Aside from Starlin and Zinthrop, however, The Wasp Woman is populated with objectionable characters of questionable motivations. The two main male characters, self-important ad man Bill Lane (Anthony Eisley of Dracula vs. Frankenstein [1971], credited as Fred Eisley) and Starlin's annoyingly dislikable head of research Arthur Cooper (William Roerick of God Told Me To [1976 / trailer]), hide their seditious actions behind the claim that Starlin has obviously fallen victim to a conman (Dr. Zinthrop), but their claims sound hollow. Indeed, it is much easier to see Arthur's interventions as being driven by his fear of possibly losing his job as head of research to Zinthrop — a view that is strengthened by his actions just before he meets his just fate: he is busy stealing the notes and serum of Dr. Zinthrop. What drives Bill Lane is open to conjecture — perhaps he is annoyed by Starlin's independence — but Mary Dennison (Barboura Morris of The Dunwich Horror [1970 / trailer]), Starlin's secretary, literally betrays her boss by stealing from and spying on her just to make Bill happy and keep his attention. By the time it is her turn to be in danger, one can't help but hope that she meets her just end, but just as there is no true justice in real life there is no justice in The Wasp Woman...
The Wasp Woman suffers dreadfully from its obvious low budget and underdeveloped script. The creature itself is good for a laugh, but little else in the film is, and the lethargic pacing is hardly mitigated by Corman's dull direction and the generally dreary and galling characters. The years have been kind to the movie, in any event, by intensifying its cheese factor, but there are many other cheesy films out there that are quicker and far more entertaining. (In fact, at least one of the two later remakes of the film is a definite improvement: Brian Thomas Jones's trashy début film, for example, the splatterfest Rejuvenatrix [1988 / final scene] is definitely a quicker, bloodier, cheesier, sleazier and much more fun ride.)
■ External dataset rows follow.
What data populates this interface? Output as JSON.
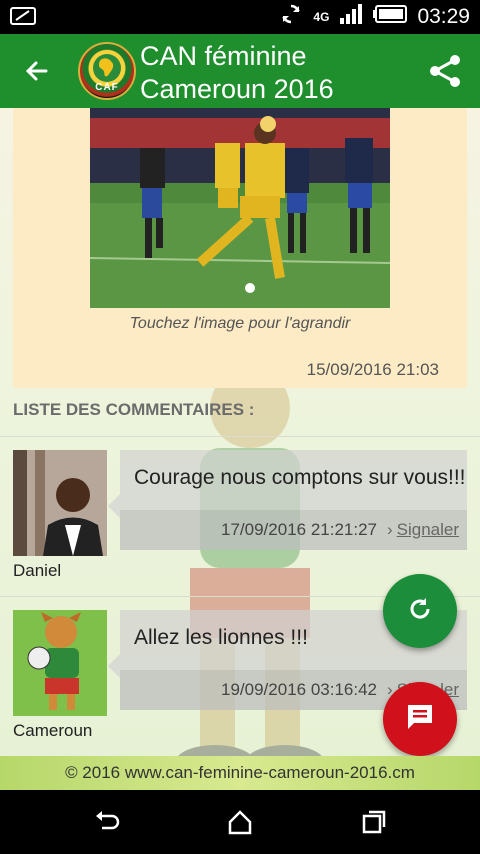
{
  "status": {
    "time": "03:29",
    "network": "4G"
  },
  "appbar": {
    "title": "CAN féminine Cameroun 2016",
    "logo_text": "CAF"
  },
  "article": {
    "caption": "Touchez l'image pour l'agrandir",
    "date": "15/09/2016 21:03"
  },
  "comments_header": "LISTE DES COMMENTAIRES :",
  "comments": [
    {
      "author": "Daniel",
      "text": "Courage nous comptons sur vous!!!",
      "date": "17/09/2016 21:21:27",
      "report_label": "Signaler"
    },
    {
      "author": "Cameroun",
      "text": "Allez les lionnes !!!",
      "date": "19/09/2016 03:16:42",
      "report_label": "Signaler"
    }
  ],
  "footer": "© 2016 www.can-feminine-cameroun-2016.cm",
  "colors": {
    "appbar": "#1f8e2d",
    "fab_refresh": "#1c8d3a",
    "fab_chat": "#d0101b",
    "article_bg": "#fdebc6"
  },
  "icons": {
    "status": [
      "screenshot-icon",
      "sync-icon",
      "signal-icon",
      "battery-icon"
    ],
    "appbar": [
      "back-arrow-icon",
      "share-icon"
    ],
    "fabs": [
      "refresh-icon",
      "chat-icon"
    ],
    "nav": [
      "nav-back-icon",
      "nav-home-icon",
      "nav-recents-icon"
    ]
  }
}
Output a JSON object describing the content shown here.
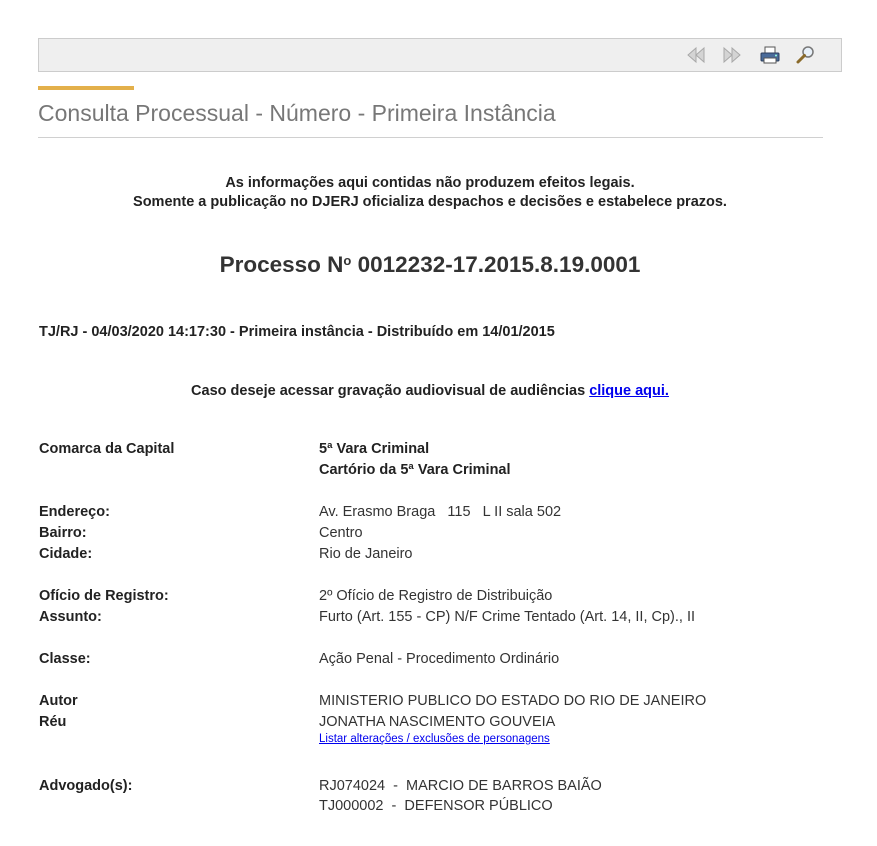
{
  "toolbar": {
    "icons": [
      "first-page-icon",
      "next-page-icon",
      "print-icon",
      "zoom-icon"
    ]
  },
  "colors": {
    "accent": "#e3b04b",
    "link": "#0000ee",
    "title": "#777777"
  },
  "page": {
    "title": "Consulta Processual - Número - Primeira Instância"
  },
  "disclaimer": {
    "line1": "As informações aqui contidas não produzem efeitos legais.",
    "line2": "Somente a publicação no DJERJ oficializa despachos e decisões e estabelece prazos."
  },
  "process": {
    "prefix": "Processo N",
    "superscript": "o",
    "number": "0012232-17.2015.8.19.0001",
    "subline": "TJ/RJ - 04/03/2020 14:17:30 - Primeira instância - Distribuído em 14/01/2015"
  },
  "audiovisual": {
    "text": "Caso deseje acessar gravação audiovisual de audiências",
    "link": "clique aqui."
  },
  "details": {
    "comarca_label": "Comarca da Capital",
    "vara": "5ª Vara Criminal",
    "cartorio": "Cartório da 5ª Vara Criminal",
    "endereco_label": "Endereço:",
    "endereco": "Av. Erasmo Braga   115   L II sala 502",
    "bairro_label": "Bairro:",
    "bairro": "Centro",
    "cidade_label": "Cidade:",
    "cidade": "Rio de Janeiro",
    "oficio_label": "Ofício de Registro:",
    "oficio": "2º Ofício de Registro de Distribuição",
    "assunto_label": "Assunto:",
    "assunto": "Furto (Art. 155 - CP) N/F Crime Tentado (Art. 14, II, Cp)., II",
    "classe_label": "Classe:",
    "classe": "Ação Penal - Procedimento Ordinário",
    "autor_label": "Autor",
    "autor": "MINISTERIO PUBLICO DO ESTADO DO RIO DE JANEIRO",
    "reu_label": "Réu",
    "reu": "JONATHA NASCIMENTO GOUVEIA",
    "personagens_link": "Listar alterações / exclusões de personagens",
    "advogados_label": "Advogado(s):",
    "advogado1": "RJ074024  -  MARCIO DE BARROS BAIÃO",
    "advogado2": "TJ000002  -  DEFENSOR PÚBLICO"
  }
}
The Wasp Woman — famous title, barely passable film: best enjoyed when there are no other options left lying on the DVD shelf.
Full film: